Sympathy for Lady Vengeance [Chin-jeol-han Geum-ja-ssi] (2005) The third and final film in Korean director Chan Wook Park’s revenge trilogy, Lady Vengeance is a sleek yet gritty story of vigilante justice. Yeong-ae Lee stars as a wronged woman who seeks to get back the life one man’s betrayal once ripped from her, and enact a gruesome (yet satisfying) punishment of her own divining. While each of Park’s trilogy is striking, this one is a personal favorite for its poignant emotional journey and for containing one of the most devastating scenes of violence I have ever witnessed.
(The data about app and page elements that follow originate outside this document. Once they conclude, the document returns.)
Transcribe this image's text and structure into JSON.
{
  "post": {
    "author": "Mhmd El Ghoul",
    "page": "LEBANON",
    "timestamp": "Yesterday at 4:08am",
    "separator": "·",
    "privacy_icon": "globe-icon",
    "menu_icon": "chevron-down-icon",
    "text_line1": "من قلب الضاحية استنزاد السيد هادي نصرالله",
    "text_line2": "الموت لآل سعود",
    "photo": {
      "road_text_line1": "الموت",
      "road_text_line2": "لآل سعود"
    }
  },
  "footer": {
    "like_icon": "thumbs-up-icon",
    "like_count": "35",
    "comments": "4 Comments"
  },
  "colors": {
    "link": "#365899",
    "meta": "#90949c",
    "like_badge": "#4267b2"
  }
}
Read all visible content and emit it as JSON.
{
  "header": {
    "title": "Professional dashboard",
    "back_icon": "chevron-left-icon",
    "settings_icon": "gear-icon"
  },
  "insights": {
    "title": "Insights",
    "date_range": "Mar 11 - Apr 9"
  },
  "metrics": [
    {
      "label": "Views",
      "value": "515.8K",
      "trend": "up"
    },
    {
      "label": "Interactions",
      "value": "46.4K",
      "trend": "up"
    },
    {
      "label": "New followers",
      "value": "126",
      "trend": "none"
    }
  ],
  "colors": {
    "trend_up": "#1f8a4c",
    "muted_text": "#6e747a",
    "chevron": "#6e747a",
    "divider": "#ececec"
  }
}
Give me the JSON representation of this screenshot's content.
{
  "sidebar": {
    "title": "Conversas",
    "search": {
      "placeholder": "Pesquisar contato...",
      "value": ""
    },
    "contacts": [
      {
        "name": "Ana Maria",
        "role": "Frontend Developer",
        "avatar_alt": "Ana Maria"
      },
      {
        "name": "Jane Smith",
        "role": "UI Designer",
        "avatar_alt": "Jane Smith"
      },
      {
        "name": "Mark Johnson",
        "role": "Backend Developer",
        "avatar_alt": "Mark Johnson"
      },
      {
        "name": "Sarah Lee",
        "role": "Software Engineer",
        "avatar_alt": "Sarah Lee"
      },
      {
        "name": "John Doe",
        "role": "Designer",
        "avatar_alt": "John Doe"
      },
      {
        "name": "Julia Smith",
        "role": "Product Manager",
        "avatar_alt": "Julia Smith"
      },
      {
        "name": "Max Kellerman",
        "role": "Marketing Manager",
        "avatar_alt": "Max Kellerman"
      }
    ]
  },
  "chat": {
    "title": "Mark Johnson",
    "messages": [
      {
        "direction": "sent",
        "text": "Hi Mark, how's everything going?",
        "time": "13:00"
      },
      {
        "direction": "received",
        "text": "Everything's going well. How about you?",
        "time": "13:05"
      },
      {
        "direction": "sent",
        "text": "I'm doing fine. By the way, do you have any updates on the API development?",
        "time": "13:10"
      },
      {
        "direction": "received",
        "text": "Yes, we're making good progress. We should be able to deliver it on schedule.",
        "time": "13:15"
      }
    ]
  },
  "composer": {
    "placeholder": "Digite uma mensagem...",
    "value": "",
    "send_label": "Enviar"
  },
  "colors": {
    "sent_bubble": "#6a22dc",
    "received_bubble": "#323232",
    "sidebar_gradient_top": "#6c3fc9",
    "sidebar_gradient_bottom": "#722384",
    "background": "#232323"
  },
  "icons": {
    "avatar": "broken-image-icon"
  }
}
The Girl with the Dragon Tattoo [Män Som Hatar Kvinnor] (2009) Based on Stieg Larsson’s internationally acclaimed mystery novel, this Scandanavian adaptation stars rising international star Noomi Rapace as the already iconically badass Lisbeth Salander, a streetwise hacker who manipulates the cruelty of man for her own mechanizations of revenge. Check it out streaming as you wait for David Fincher’s version to hit theaters this Christmas.
Foxy Brown (1974) Long before the above antiheroines revealed their dark tales, Pam Grier was making a name for herself by combining sex and violence with a sassy panache in a string of blaxploitation features. One of her most memorable is this tale of the aptly named Foxy Brown, a woman who goes undercover in at a high-class brothel to find the men responsible for the murder of her boyfriend…and make them pay.
Tangled (2010) After all these dark tales of monsters and murder, I’ve selected a lighter feature for this week’s Wild Card. Thanks to some lackluster marketing (including this uninspired American-version title), this Disney feature disappointed on the domestic market. However, with its lushly crafted CGI animation and a whimsical tale complete with catchy new song numbers and a delightful band of colorful characters, Tangled is easily one of the best-animated films Disney has produced since their early ’90s heyday. In this re-imagined fairy tale, Mandy Moore provides the voice to young Rapunzel who has long been locked away in an isolated tower with only her pet chameleon and passive-aggressive mother (a bitingly funny Donna Murphy) for company. However, when a self-involved thief (Zachary Levi) who is on the lam happens upon the girl and her forced sanctuary, Rapunzel takes this fateful opportunity to blackmail the young ruffian to serve as her guide as she secretly explores the world beyond her window. With it’s balance of keen visual storytelling, rousing action sequences, exhilarating musical numbers and whip-smart humor, Tangled is a gorgeous addition to the Disney catalog that’ll make you feel like a kid again.
Have Netflix Instant picks of your own? Share them in comments!
Welcome, one and all, to the newest episode of The Film Stage Roundtable, a spin-off podcast from the madmen who bring you The Film Stage Show. On this show, we discuss our favorite food-related movies and then we talk about crying at the movies. Give a listen, and then share your thoughts on Twitter and Facebook. Let us know what […]
Since any New York City cinephile has a nearly suffocating wealth of theatrical options, we figured it’d be best to compile some of the more worthwhile repertory showings into one handy list. Displayed below are a few of the city’s most reliable theaters and links to screenings of their weekend offerings — films you’re not […]
Latest posts from The Film Stage